- **Task brief**:
For the data below, please report each line where the word "this" is found.

START Data

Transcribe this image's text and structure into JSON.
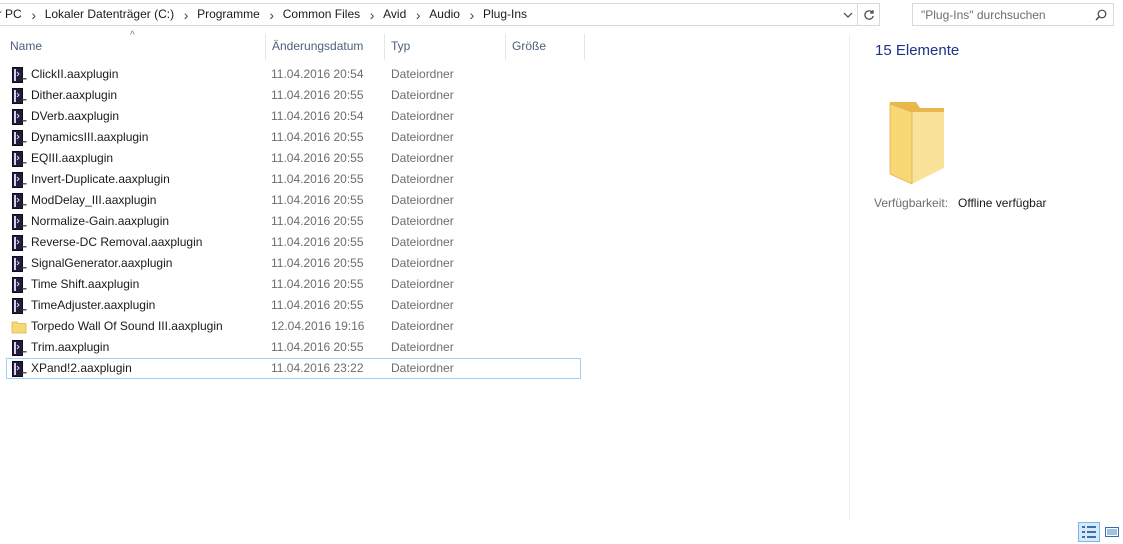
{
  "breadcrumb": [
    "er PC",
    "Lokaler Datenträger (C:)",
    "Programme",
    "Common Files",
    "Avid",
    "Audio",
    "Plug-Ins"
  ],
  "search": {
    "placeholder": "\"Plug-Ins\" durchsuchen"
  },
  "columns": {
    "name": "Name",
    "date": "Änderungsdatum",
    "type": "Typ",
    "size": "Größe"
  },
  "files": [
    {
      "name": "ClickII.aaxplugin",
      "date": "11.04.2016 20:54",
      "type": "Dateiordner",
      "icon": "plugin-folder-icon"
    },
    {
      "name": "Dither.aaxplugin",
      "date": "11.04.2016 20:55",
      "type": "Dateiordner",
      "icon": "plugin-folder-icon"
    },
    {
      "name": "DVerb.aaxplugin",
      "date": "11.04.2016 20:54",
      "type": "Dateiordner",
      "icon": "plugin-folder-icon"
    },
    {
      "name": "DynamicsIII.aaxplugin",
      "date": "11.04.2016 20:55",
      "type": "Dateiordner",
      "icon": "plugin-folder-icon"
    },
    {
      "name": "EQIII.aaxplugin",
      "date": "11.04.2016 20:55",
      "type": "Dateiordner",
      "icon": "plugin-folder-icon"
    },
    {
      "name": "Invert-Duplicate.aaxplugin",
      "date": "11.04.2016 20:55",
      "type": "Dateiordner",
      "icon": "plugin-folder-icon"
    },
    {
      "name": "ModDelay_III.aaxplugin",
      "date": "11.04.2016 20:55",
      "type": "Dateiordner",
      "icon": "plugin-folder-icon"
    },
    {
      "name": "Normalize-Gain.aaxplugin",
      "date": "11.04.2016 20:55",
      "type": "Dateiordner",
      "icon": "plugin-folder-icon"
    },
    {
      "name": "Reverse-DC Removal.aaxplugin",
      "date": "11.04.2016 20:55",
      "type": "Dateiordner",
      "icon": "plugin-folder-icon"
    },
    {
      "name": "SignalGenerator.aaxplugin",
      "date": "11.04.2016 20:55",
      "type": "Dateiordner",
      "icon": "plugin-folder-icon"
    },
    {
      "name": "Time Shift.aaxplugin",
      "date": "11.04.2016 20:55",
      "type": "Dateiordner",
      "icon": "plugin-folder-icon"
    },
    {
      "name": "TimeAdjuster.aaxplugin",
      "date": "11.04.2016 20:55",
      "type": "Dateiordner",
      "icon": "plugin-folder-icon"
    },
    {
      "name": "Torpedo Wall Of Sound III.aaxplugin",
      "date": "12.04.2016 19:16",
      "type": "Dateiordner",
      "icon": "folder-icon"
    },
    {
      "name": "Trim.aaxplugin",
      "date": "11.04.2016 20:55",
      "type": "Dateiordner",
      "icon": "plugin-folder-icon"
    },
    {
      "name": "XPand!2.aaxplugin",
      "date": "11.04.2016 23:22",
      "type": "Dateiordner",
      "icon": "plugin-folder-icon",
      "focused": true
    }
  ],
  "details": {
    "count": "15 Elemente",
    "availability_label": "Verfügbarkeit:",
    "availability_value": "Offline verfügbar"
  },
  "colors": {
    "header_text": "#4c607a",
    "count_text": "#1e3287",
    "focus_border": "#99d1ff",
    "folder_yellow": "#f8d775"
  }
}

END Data
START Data

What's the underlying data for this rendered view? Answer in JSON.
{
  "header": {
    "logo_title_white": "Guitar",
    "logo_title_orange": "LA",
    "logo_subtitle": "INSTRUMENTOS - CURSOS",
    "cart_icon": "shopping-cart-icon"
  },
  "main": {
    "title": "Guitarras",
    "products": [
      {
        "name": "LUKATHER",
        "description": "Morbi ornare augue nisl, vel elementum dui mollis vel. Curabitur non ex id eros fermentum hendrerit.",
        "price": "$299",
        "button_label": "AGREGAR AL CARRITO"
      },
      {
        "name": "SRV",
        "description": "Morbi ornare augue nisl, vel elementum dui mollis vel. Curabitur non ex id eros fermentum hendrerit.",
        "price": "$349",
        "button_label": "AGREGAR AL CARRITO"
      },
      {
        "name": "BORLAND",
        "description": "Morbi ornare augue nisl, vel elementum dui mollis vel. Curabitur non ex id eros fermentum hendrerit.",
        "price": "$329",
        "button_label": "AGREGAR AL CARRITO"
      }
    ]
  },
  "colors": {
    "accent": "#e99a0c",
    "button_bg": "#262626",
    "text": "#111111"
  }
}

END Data

- **Answer space**:
Transcribe this image's text and structure into JSON.
What's the underlying data for this rendered view? Answer in JSON.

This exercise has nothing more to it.